Ross Douthat, a Catholic columnist for the New York Times, has written about the difference between some of the various strains of orthodox Christianity and the various heresies that are still in the Christian orbit (including what he calls “Americanized Christianity”). Then there is Christian influence, which can even be seen in people who reject Christianity. But at some point, as we are starting to see, there is a mindset and a culture that are utterly devoid of anything Christian. Please read his whole essay, but I quote how he finishes after the jump. [Read more…]
In honor of Pope Francis’s visit to the United States and in recognition of the papal envy being expressed by many Protestants, we offer Melanchthon’s case against the papacy, as stated in A Treatise on the Power and Primacy of the Pope, one of the Lutheran confessions:
1] The Roman Pontiff claims for himself [in the first place] that by divine right he is [supreme] above all bishops and pastors [in all Christendom].
2] Secondly, he adds also that by divine right he has both swords, i.e., the authority also of bestowing kingdoms [enthroning and deposing kings, regulating secular dominions etc.].
3] And thirdly, he says that to believe this is necessary for salvation. And for these reasons the Roman bishop calls himself [and boasts that he is] the vicar of Christ on earth.
4] These three articles we hold to be false, godless, tyrannical, and [quite] pernicious to the Church. [Read more…]
Stephen Colbert, who took over for David Letterman on The Late Show last week, is an iconoclastic comedian. But he is also a devout Catholic. When he was 10 years old, he lost his father and two brothers in a plane crash. He talks about his faith and how he handled that tragedy–also J. R. R. Tolkien and how gratitude points to God– in an interview with GQ Magazine, excerpted after the jump. [Read more…]
In our Bible class last Sunday, in which we are studying the hymns of Martin Franzmann, this Scriptural text came up:

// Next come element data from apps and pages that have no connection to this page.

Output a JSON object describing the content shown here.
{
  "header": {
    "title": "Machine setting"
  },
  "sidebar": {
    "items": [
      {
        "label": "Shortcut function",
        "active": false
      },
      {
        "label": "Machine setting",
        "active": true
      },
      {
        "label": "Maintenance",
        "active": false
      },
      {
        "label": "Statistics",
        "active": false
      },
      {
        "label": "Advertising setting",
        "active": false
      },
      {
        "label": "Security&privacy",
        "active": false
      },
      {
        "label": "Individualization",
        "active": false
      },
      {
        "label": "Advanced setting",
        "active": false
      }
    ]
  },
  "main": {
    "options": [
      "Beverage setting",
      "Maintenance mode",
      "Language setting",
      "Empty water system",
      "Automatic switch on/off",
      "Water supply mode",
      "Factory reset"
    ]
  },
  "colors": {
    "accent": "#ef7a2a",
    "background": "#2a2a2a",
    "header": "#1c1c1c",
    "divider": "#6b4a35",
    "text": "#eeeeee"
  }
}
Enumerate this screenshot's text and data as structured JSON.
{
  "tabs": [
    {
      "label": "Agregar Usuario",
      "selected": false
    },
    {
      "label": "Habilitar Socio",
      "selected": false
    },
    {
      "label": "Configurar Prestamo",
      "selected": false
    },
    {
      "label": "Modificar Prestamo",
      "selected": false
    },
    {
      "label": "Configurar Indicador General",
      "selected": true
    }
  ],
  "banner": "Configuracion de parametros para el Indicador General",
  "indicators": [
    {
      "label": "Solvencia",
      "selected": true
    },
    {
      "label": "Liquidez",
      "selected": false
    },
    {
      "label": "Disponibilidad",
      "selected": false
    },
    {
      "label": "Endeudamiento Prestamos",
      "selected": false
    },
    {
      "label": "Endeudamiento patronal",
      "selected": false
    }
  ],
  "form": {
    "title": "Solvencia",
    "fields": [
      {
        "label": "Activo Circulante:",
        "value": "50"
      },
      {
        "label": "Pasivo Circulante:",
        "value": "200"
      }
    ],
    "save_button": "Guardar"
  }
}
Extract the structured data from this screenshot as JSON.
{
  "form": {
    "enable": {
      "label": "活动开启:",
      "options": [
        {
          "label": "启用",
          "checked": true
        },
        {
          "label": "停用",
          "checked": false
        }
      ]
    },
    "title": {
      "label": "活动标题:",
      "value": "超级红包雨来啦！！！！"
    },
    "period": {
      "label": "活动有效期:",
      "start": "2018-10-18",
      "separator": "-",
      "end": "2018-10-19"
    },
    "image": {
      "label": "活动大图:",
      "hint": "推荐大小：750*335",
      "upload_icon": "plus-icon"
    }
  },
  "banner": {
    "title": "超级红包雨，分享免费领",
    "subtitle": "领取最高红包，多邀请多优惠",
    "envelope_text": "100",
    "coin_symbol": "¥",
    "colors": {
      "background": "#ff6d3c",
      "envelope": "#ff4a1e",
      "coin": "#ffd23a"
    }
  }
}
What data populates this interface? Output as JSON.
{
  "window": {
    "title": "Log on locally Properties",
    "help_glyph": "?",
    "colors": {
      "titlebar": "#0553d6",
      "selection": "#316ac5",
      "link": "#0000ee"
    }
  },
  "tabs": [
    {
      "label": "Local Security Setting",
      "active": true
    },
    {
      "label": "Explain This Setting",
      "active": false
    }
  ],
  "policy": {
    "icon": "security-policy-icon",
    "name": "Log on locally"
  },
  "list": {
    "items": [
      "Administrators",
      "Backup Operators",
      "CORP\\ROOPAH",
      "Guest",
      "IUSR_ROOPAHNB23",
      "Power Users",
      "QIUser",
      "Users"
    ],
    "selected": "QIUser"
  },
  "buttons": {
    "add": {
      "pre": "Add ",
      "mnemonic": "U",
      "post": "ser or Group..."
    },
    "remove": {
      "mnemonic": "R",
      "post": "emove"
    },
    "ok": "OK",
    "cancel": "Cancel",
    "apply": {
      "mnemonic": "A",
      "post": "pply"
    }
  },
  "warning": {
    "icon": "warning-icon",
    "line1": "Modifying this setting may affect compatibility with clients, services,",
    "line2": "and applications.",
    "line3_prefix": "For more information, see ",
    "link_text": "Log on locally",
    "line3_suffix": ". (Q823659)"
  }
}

“For you may be sure of this, that everyone who is sexually immoral or impure, or who is covetous (that is, an idolater), has no inheritance in the kingdom of Christ and God.” (Ephesians 5:5).
The question arose, in what sense is someone who is covetous also an idolater? Think about that. After the jump, I’ll tell you the quite illuminating explanation given by my son-in-law, Rev. Ned Moerbe.
Roman Catholics don’t allow for divorce, the dissolution of a marriage. They do, however, allow for annullments, which deny after the fact that a valid marriage ever took place (despite how long the couple has lived together, if they had children, etc.). After an annullment, the marriage is considered never to have existed.
The process to get one has been arduous, time-consuming, and expensive, given the tortuous logic that has to be engaged in, with couples having to provide evidence, for example, that they too young to know what they were getting into and so didn’t really have informed consent to the marriage, and similar rationalizations.
But now Pope Francis has issued the biggest changes to annulment proceedings in hundreds of years, making the whole process much easier. This will surely mean that more Catholics will end their marriages. But at least they won’t get a divorce! [Read more…]